How It Is Possible to be Convicted of Murder Without Killing Anyone

The statute defining murder is very simple in Indiana.  In order to convict someone of murder, the State must prove that:

  1. The Defendant;
  2. Knowingly;
  3. Killed;
  4. Another person.

Can You Be Charged With Murder if You Never Killed Someone?

This is by far the most common method in which individuals are charged with the intentional killing of another.  It is important to understand, however, that it is possible to be charged with murder even if you are not the person that killed another.

The doctrine of felony murder allows the State to prosecute individuals for murder even if they are not the person that directly caused the death of another.  A person convicted of felony murder faces the same penalty range as murder (45-65 years).  To convict someone of felony murder, the State must prove that a death occurred while the defendant was committing or attempting to commit one of these felonies:

The idea behind the felony murder statute is that the above listed felonies are so inherently dangerous on their own that a death could reasonably occur as the crime is taking place.  The legislature reasons that these crimes are so dangerous that any death that occurs through the commission of them should have been foreseeable to the defendants.  Therefore, if a death occurs during the commission of these felonies, everyone that participated in the underlying felony is responsible for that death.

Examples:

For example, Person A and Person B agree to go into a store and commit a robbery.  Person A shoots and kills the store clerk.  Person B only intended to participate in the robbery and never intended for anyone to get hurt.  However, under the doctrine of felony murder, Person B is just as guilty as Person A for the store clerk’s death.  By agreeing to participate in the robbery with Person A, Person B is on the hook for ANY death that occurred as a result of the robbery.

Let’s take it a step further using the same hypothetical.  Person A and Person B agree to go into a store and commit a robbery.  This time, however, the store clerk pulls out a gun during the robbery and shoots Person A.  Person A dies.  What is Person B guilty of?  Felony murder.  Under the felony murder statute in Indiana, Person B is responsible for the death of Person A because Person B agreed to participate in the robbery and is therefore responsible for ANY death that occurred as a result of the robbery.

The felony murder statute has been under scrutiny for some time, largely because the State can convict someone of murder that lacked the intent to kill.  Recently, the Indiana Supreme Court has narrowed the felony murder doctrine in Indiana, stating that in order to prove felony murder, the State must prove the defendant engaged in “dangerously violent and threatening conduct” during the commission of the felony in which the person was killed.  This ruling would seem to limit the liability of “fringe” participants in the underlying felony, such as unarmed lookouts and getaway drivers.  Understandably, felony murder continues to be a contentious subject of litigation.

Contact Banks & Brower

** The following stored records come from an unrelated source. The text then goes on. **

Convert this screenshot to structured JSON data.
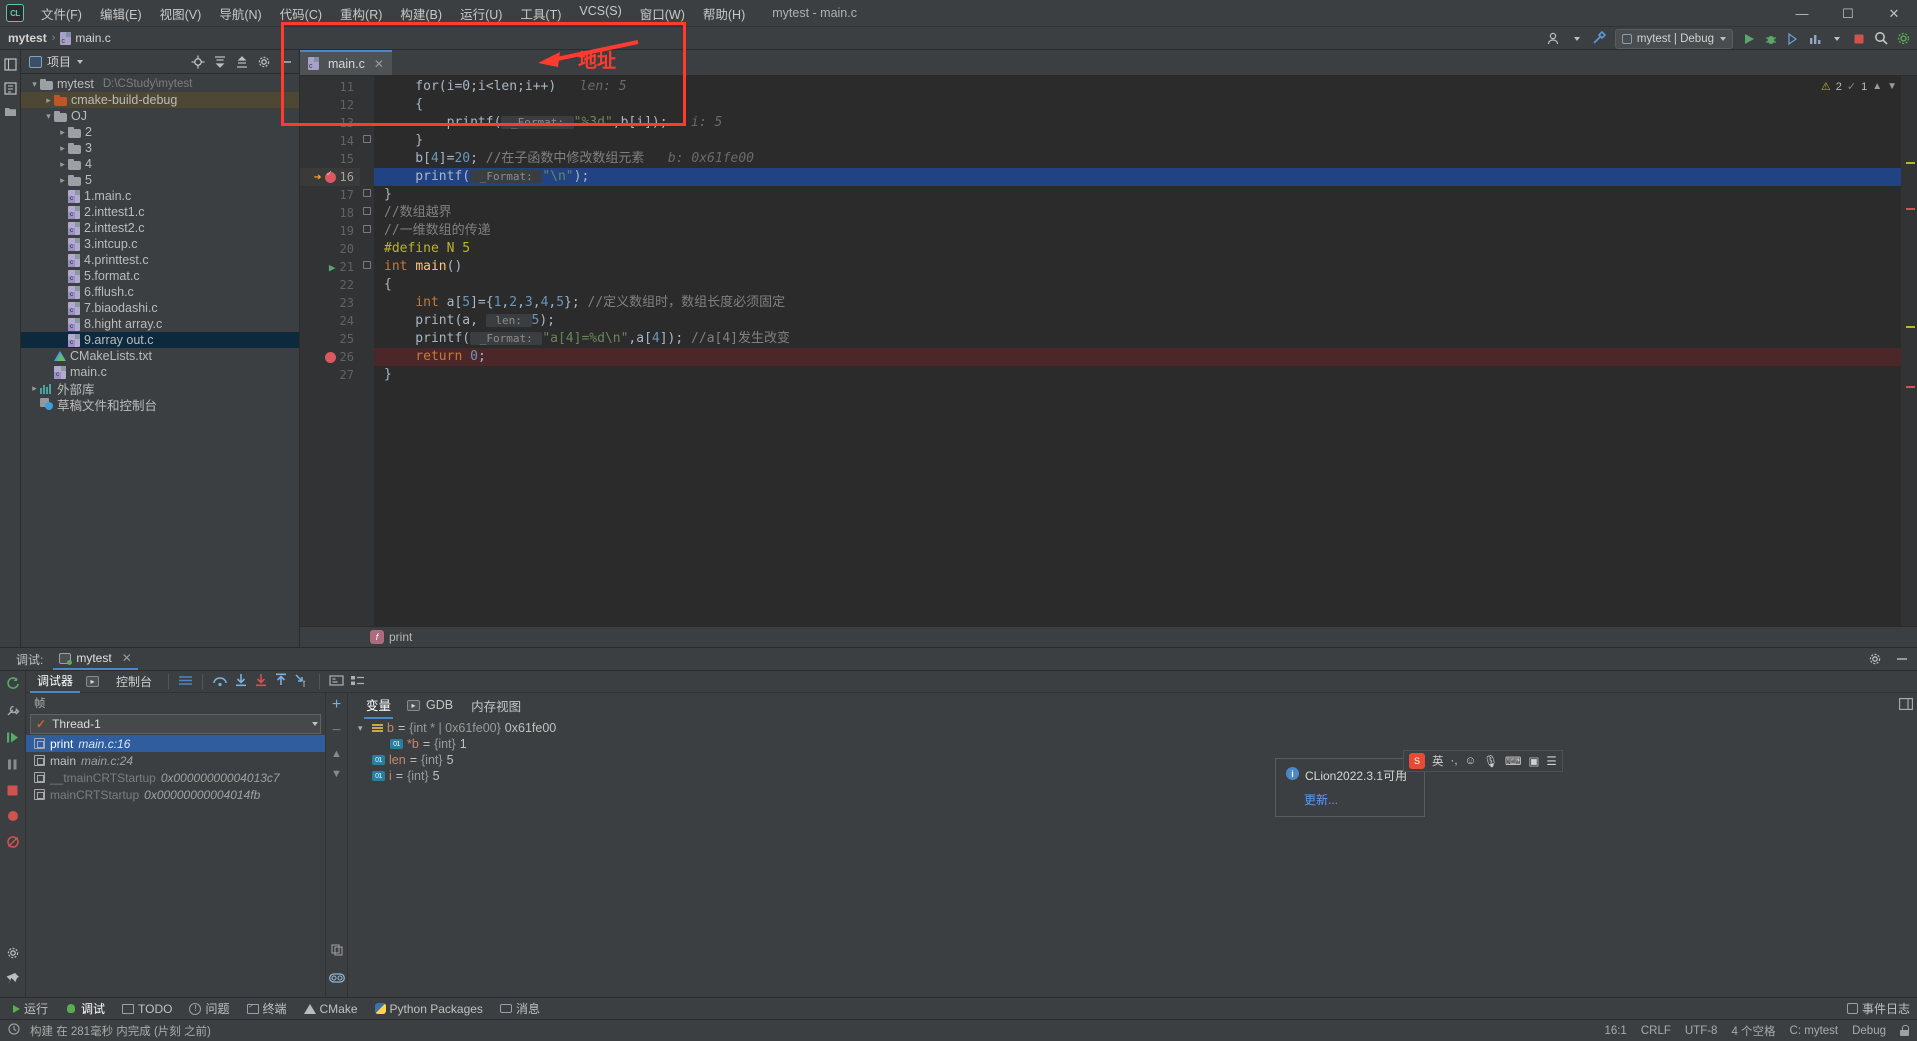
{
  "titlebar": {
    "logo": "CL",
    "window_title": "mytest - main.c",
    "menus": [
      {
        "label": "文件(F)"
      },
      {
        "label": "编辑(E)"
      },
      {
        "label": "视图(V)"
      },
      {
        "label": "导航(N)"
      },
      {
        "label": "代码(C)"
      },
      {
        "label": "重构(R)"
      },
      {
        "label": "构建(B)"
      },
      {
        "label": "运行(U)"
      },
      {
        "label": "工具(T)"
      },
      {
        "label": "VCS(S)"
      },
      {
        "label": "窗口(W)"
      },
      {
        "label": "帮助(H)"
      }
    ],
    "minimize": "—",
    "maximize": "☐",
    "close": "✕"
  },
  "navbar": {
    "crumb_project": "mytest",
    "crumb_sep": "›",
    "crumb_file": "main.c",
    "run_config": "mytest | Debug"
  },
  "project_panel": {
    "title": "项目",
    "left_tabs": [
      "项目",
      "结构"
    ],
    "tree": [
      {
        "indent": 0,
        "arrow": "open",
        "icon": "folder",
        "name": "mytest",
        "path": "D:\\CStudy\\mytest",
        "state": "normal"
      },
      {
        "indent": 1,
        "arrow": "closed",
        "icon": "folder-orange",
        "name": "cmake-build-debug",
        "path": "",
        "state": "highlight"
      },
      {
        "indent": 1,
        "arrow": "open",
        "icon": "folder",
        "name": "OJ",
        "path": "",
        "state": "normal"
      },
      {
        "indent": 2,
        "arrow": "closed",
        "icon": "folder",
        "name": "2",
        "path": "",
        "state": "normal"
      },
      {
        "indent": 2,
        "arrow": "closed",
        "icon": "folder",
        "name": "3",
        "path": "",
        "state": "normal"
      },
      {
        "indent": 2,
        "arrow": "closed",
        "icon": "folder",
        "name": "4",
        "path": "",
        "state": "normal"
      },
      {
        "indent": 2,
        "arrow": "closed",
        "icon": "folder",
        "name": "5",
        "path": "",
        "state": "normal"
      },
      {
        "indent": 2,
        "arrow": "none",
        "icon": "c-file",
        "name": "1.main.c",
        "path": "",
        "state": "normal"
      },
      {
        "indent": 2,
        "arrow": "none",
        "icon": "c-file",
        "name": "2.inttest1.c",
        "path": "",
        "state": "normal"
      },
      {
        "indent": 2,
        "arrow": "none",
        "icon": "c-file",
        "name": "2.inttest2.c",
        "path": "",
        "state": "normal"
      },
      {
        "indent": 2,
        "arrow": "none",
        "icon": "c-file",
        "name": "3.intcup.c",
        "path": "",
        "state": "normal"
      },
      {
        "indent": 2,
        "arrow": "none",
        "icon": "c-file",
        "name": "4.printtest.c",
        "path": "",
        "state": "normal"
      },
      {
        "indent": 2,
        "arrow": "none",
        "icon": "c-file",
        "name": "5.format.c",
        "path": "",
        "state": "normal"
      },
      {
        "indent": 2,
        "arrow": "none",
        "icon": "c-file",
        "name": "6.fflush.c",
        "path": "",
        "state": "normal"
      },
      {
        "indent": 2,
        "arrow": "none",
        "icon": "c-file",
        "name": "7.biaodashi.c",
        "path": "",
        "state": "normal"
      },
      {
        "indent": 2,
        "arrow": "none",
        "icon": "c-file",
        "name": "8.hight array.c",
        "path": "",
        "state": "normal"
      },
      {
        "indent": 2,
        "arrow": "none",
        "icon": "c-file",
        "name": "9.array out.c",
        "path": "",
        "state": "selected"
      },
      {
        "indent": 1,
        "arrow": "none",
        "icon": "cmake",
        "name": "CMakeLists.txt",
        "path": "",
        "state": "normal"
      },
      {
        "indent": 1,
        "arrow": "none",
        "icon": "c-file",
        "name": "main.c",
        "path": "",
        "state": "normal"
      },
      {
        "indent": 0,
        "arrow": "closed",
        "icon": "library",
        "name": "外部库",
        "path": "",
        "state": "normal"
      },
      {
        "indent": 0,
        "arrow": "none",
        "icon": "scratch",
        "name": "草稿文件和控制台",
        "path": "",
        "state": "normal"
      }
    ]
  },
  "editor": {
    "tab_label": "main.c",
    "tab_close": "✕",
    "inspections": {
      "warnings": "2",
      "checks": "1"
    },
    "breadcrumb_fn": "print",
    "breadcrumb_badge": "f",
    "lines": [
      {
        "num": "11",
        "state": "partial",
        "marker": "",
        "segments": [
          {
            "t": "    for(i=0;i<len;i++)",
            "c": "plain"
          },
          {
            "t": "   len: 5",
            "c": "inline-hint"
          }
        ]
      },
      {
        "num": "12",
        "state": "normal",
        "marker": "",
        "segments": [
          {
            "t": "    {",
            "c": "plain"
          }
        ]
      },
      {
        "num": "13",
        "state": "normal",
        "marker": "",
        "segments": [
          {
            "t": "        printf(",
            "c": "plain"
          },
          {
            "t": " _Format: ",
            "c": "param-hint"
          },
          {
            "t": "\"%3d\"",
            "c": "string"
          },
          {
            "t": ",b[i]);",
            "c": "plain"
          },
          {
            "t": "   i: 5",
            "c": "inline-hint"
          }
        ]
      },
      {
        "num": "14",
        "state": "normal",
        "marker": "",
        "segments": [
          {
            "t": "    }",
            "c": "plain"
          }
        ]
      },
      {
        "num": "15",
        "state": "normal",
        "marker": "",
        "segments": [
          {
            "t": "    b[",
            "c": "plain"
          },
          {
            "t": "4",
            "c": "number"
          },
          {
            "t": "]=",
            "c": "plain"
          },
          {
            "t": "20",
            "c": "number"
          },
          {
            "t": "; ",
            "c": "plain"
          },
          {
            "t": "//在子函数中修改数组元素",
            "c": "comment"
          },
          {
            "t": "   b: 0x61fe00",
            "c": "inline-hint"
          }
        ]
      },
      {
        "num": "16",
        "state": "current",
        "marker": "breakpoint-hit",
        "segments": [
          {
            "t": "    printf(",
            "c": "plain"
          },
          {
            "t": " _Format: ",
            "c": "param-hint"
          },
          {
            "t": "\"\\n\"",
            "c": "string"
          },
          {
            "t": ");",
            "c": "plain"
          }
        ]
      },
      {
        "num": "17",
        "state": "normal",
        "marker": "",
        "segments": [
          {
            "t": "}",
            "c": "plain"
          }
        ]
      },
      {
        "num": "18",
        "state": "normal",
        "marker": "",
        "segments": [
          {
            "t": "//数组越界",
            "c": "comment"
          }
        ]
      },
      {
        "num": "19",
        "state": "normal",
        "marker": "",
        "segments": [
          {
            "t": "//一维数组的传递",
            "c": "comment"
          }
        ]
      },
      {
        "num": "20",
        "state": "normal",
        "marker": "",
        "segments": [
          {
            "t": "#define N 5",
            "c": "preproc"
          }
        ]
      },
      {
        "num": "21",
        "state": "normal",
        "marker": "run",
        "segments": [
          {
            "t": "int",
            "c": "keyword"
          },
          {
            "t": " ",
            "c": "plain"
          },
          {
            "t": "main",
            "c": "function"
          },
          {
            "t": "()",
            "c": "plain"
          }
        ]
      },
      {
        "num": "22",
        "state": "normal",
        "marker": "",
        "segments": [
          {
            "t": "{",
            "c": "plain"
          }
        ]
      },
      {
        "num": "23",
        "state": "normal",
        "marker": "",
        "segments": [
          {
            "t": "    ",
            "c": "plain"
          },
          {
            "t": "int",
            "c": "keyword"
          },
          {
            "t": " a[",
            "c": "plain"
          },
          {
            "t": "5",
            "c": "number"
          },
          {
            "t": "]={",
            "c": "plain"
          },
          {
            "t": "1",
            "c": "number"
          },
          {
            "t": ",",
            "c": "plain"
          },
          {
            "t": "2",
            "c": "number"
          },
          {
            "t": ",",
            "c": "plain"
          },
          {
            "t": "3",
            "c": "number"
          },
          {
            "t": ",",
            "c": "plain"
          },
          {
            "t": "4",
            "c": "number"
          },
          {
            "t": ",",
            "c": "plain"
          },
          {
            "t": "5",
            "c": "number"
          },
          {
            "t": "}; ",
            "c": "plain"
          },
          {
            "t": "//定义数组时，数组长度必须固定",
            "c": "comment"
          }
        ]
      },
      {
        "num": "24",
        "state": "normal",
        "marker": "",
        "segments": [
          {
            "t": "    print(a, ",
            "c": "plain"
          },
          {
            "t": " len: ",
            "c": "param-hint"
          },
          {
            "t": "5",
            "c": "number"
          },
          {
            "t": ");",
            "c": "plain"
          }
        ]
      },
      {
        "num": "25",
        "state": "normal",
        "marker": "",
        "segments": [
          {
            "t": "    printf(",
            "c": "plain"
          },
          {
            "t": " _Format: ",
            "c": "param-hint"
          },
          {
            "t": "\"a[4]=%d\\n\"",
            "c": "string"
          },
          {
            "t": ",a[",
            "c": "plain"
          },
          {
            "t": "4",
            "c": "number"
          },
          {
            "t": "]); ",
            "c": "plain"
          },
          {
            "t": "//a[4]发生改变",
            "c": "comment"
          }
        ]
      },
      {
        "num": "26",
        "state": "error",
        "marker": "breakpoint",
        "segments": [
          {
            "t": "    ",
            "c": "plain"
          },
          {
            "t": "return",
            "c": "keyword"
          },
          {
            "t": " ",
            "c": "plain"
          },
          {
            "t": "0",
            "c": "number"
          },
          {
            "t": ";",
            "c": "plain"
          }
        ]
      },
      {
        "num": "27",
        "state": "normal",
        "marker": "",
        "segments": [
          {
            "t": "}",
            "c": "plain"
          }
        ]
      }
    ]
  },
  "debug": {
    "header_label": "调试:",
    "session_tab": "mytest",
    "session_close": "✕",
    "toolbar_tabs": [
      {
        "label": "调试器",
        "active": true
      },
      {
        "label": "控制台",
        "active": false
      }
    ],
    "frames": {
      "header": "帧",
      "thread": "Thread-1",
      "rows": [
        {
          "name": "print",
          "loc": "main.c:16",
          "selected": true,
          "dim": false
        },
        {
          "name": "main",
          "loc": "main.c:24",
          "selected": false,
          "dim": false
        },
        {
          "name": "__tmainCRTStartup",
          "loc": "0x00000000004013c7",
          "selected": false,
          "dim": true
        },
        {
          "name": "mainCRTStartup",
          "loc": "0x00000000004014fb",
          "selected": false,
          "dim": true
        }
      ]
    },
    "variables": {
      "tabs": [
        {
          "label": "变量",
          "active": true,
          "icon": ""
        },
        {
          "label": "GDB",
          "active": false,
          "icon": "gdb-badge"
        },
        {
          "label": "内存视图",
          "active": false,
          "icon": ""
        }
      ],
      "rows": [
        {
          "indent": 0,
          "chevron": "open",
          "icon": "pointer",
          "name": "b",
          "type": "{int * | 0x61fe00}",
          "value": "0x61fe00"
        },
        {
          "indent": 1,
          "chevron": "",
          "icon": "int",
          "name": "*b",
          "type": "{int}",
          "value": "1"
        },
        {
          "indent": 0,
          "chevron": "",
          "icon": "int",
          "name": "len",
          "type": "{int}",
          "value": "5"
        },
        {
          "indent": 0,
          "chevron": "",
          "icon": "int",
          "name": "i",
          "type": "{int}",
          "value": "5"
        }
      ]
    }
  },
  "annotation": {
    "label": "地址",
    "color": "#ff3b30"
  },
  "notification": {
    "title": "CLion2022.3.1可用",
    "link": "更新..."
  },
  "ime": {
    "lang": "英",
    "items": [
      "英",
      "·,",
      "☺",
      "🎙",
      "⌨",
      "✂",
      "▤",
      "☰"
    ]
  },
  "bottom_bar": {
    "items": [
      {
        "label": "运行",
        "icon": "run-icon",
        "active": false
      },
      {
        "label": "调试",
        "icon": "debug-icon",
        "active": true
      },
      {
        "label": "TODO",
        "icon": "todo-icon",
        "active": false
      },
      {
        "label": "问题",
        "icon": "problems-icon",
        "active": false
      },
      {
        "label": "终端",
        "icon": "terminal-icon",
        "active": false
      },
      {
        "label": "CMake",
        "icon": "cmake-icon",
        "active": false
      },
      {
        "label": "Python Packages",
        "icon": "python-icon",
        "active": false
      },
      {
        "label": "消息",
        "icon": "messages-icon",
        "active": false
      }
    ],
    "event_log": "事件日志"
  },
  "statusbar": {
    "build_message": "构建 在 281毫秒 内完成 (片刻 之前)",
    "caret": "16:1",
    "line_sep": "CRLF",
    "encoding": "UTF-8",
    "indent": "4 个空格",
    "branch": "C: mytest",
    "config": "Debug"
  }
}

It is crucial to have an experienced attorney on your side that knows how to approach and win murder trials.  If you or someone you know is facing a felony murder charge, contact an experienced Indianapolis criminal defense lawyer at Banks & Brower, LLC.  We are available at all times by calling us at (317) 870-0019, or by emailing info@banksbrower.com.